EXTRACTED ENTRIES:

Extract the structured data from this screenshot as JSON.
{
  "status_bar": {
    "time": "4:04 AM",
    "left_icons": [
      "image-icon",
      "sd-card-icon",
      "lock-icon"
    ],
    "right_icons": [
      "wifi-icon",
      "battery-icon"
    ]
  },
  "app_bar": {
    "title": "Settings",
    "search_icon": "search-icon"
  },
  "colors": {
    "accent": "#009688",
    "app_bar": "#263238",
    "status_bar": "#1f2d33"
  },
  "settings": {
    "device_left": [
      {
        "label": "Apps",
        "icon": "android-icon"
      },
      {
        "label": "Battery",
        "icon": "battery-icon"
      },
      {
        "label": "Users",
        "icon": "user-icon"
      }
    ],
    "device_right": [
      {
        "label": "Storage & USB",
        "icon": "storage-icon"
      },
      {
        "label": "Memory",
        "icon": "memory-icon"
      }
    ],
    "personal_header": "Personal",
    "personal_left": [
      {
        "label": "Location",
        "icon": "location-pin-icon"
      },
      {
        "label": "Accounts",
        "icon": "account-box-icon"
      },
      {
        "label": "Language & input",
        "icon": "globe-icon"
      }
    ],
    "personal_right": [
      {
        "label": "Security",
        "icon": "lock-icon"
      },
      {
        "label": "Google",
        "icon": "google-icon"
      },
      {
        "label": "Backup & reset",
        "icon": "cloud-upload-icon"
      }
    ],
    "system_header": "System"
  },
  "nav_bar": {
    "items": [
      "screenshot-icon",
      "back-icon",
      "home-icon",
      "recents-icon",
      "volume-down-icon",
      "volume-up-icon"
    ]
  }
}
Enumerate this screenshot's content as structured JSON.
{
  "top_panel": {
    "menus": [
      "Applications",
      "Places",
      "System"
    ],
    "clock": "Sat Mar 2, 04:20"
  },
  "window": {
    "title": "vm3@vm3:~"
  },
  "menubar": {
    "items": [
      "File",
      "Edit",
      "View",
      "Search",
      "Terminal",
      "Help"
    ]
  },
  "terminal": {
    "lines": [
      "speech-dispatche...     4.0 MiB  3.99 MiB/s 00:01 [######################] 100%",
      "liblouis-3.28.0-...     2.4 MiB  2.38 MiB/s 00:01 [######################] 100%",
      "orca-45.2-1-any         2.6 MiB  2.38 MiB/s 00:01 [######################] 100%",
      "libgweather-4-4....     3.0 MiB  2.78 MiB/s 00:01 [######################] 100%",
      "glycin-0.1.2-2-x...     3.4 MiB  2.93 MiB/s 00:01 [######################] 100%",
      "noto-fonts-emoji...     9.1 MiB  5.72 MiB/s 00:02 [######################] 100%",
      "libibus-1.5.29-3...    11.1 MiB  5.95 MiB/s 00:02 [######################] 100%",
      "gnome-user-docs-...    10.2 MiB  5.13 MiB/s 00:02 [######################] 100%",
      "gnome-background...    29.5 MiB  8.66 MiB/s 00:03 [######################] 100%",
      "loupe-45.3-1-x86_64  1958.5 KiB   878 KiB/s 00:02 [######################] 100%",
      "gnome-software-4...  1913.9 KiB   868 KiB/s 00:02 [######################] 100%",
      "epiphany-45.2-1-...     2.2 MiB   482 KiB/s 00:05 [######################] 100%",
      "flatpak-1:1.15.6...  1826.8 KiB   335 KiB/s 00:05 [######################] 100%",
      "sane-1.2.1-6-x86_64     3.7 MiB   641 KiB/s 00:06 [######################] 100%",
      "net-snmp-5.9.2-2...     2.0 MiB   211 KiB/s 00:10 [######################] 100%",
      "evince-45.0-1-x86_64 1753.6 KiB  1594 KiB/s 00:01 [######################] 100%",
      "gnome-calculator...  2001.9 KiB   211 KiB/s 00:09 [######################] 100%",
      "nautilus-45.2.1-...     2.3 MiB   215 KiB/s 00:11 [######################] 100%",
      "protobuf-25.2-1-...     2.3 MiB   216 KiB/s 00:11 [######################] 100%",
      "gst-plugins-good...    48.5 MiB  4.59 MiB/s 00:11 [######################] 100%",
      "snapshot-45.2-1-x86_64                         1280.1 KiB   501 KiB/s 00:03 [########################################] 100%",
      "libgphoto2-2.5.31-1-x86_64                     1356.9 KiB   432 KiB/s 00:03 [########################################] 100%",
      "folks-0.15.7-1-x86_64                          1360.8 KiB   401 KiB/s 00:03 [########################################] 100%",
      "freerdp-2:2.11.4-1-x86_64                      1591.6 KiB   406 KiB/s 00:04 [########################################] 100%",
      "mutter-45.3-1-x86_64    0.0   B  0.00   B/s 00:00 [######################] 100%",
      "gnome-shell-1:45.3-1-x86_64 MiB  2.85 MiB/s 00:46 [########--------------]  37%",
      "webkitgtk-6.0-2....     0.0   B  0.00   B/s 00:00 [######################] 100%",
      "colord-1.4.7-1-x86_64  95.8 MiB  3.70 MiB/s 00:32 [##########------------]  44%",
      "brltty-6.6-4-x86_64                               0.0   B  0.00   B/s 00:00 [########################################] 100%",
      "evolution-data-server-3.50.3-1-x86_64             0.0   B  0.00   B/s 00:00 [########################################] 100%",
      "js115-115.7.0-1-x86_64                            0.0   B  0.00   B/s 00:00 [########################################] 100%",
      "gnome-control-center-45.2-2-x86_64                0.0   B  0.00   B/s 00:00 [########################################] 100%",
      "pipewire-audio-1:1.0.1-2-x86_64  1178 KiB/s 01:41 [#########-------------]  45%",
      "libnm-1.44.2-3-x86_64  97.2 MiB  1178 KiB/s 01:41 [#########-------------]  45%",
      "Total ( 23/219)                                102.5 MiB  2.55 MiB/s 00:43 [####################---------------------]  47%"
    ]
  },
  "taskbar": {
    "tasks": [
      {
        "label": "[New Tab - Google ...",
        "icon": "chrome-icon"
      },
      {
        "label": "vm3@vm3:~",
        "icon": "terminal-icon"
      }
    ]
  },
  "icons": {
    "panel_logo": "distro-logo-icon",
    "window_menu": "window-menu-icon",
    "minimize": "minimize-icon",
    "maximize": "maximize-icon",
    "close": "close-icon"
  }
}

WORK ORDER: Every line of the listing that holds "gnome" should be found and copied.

EXERCISE RESPONSE:
      "gnome-user-docs-...    10.2 MiB  5.13 MiB/s 00:02 [######################] 100%",
      "gnome-background...    29.5 MiB  8.66 MiB/s 00:03 [######################] 100%",
      "gnome-software-4...  1913.9 KiB   868 KiB/s 00:02 [######################] 100%",
      "gnome-calculator...  2001.9 KiB   211 KiB/s 00:09 [######################] 100%",
      "gnome-shell-1:45.3-1-x86_64 MiB  2.85 MiB/s 00:46 [########--------------]  37%",
      "gnome-control-center-45.2-2-x86_64                0.0   B  0.00   B/s 00:00 [########################################] 100%",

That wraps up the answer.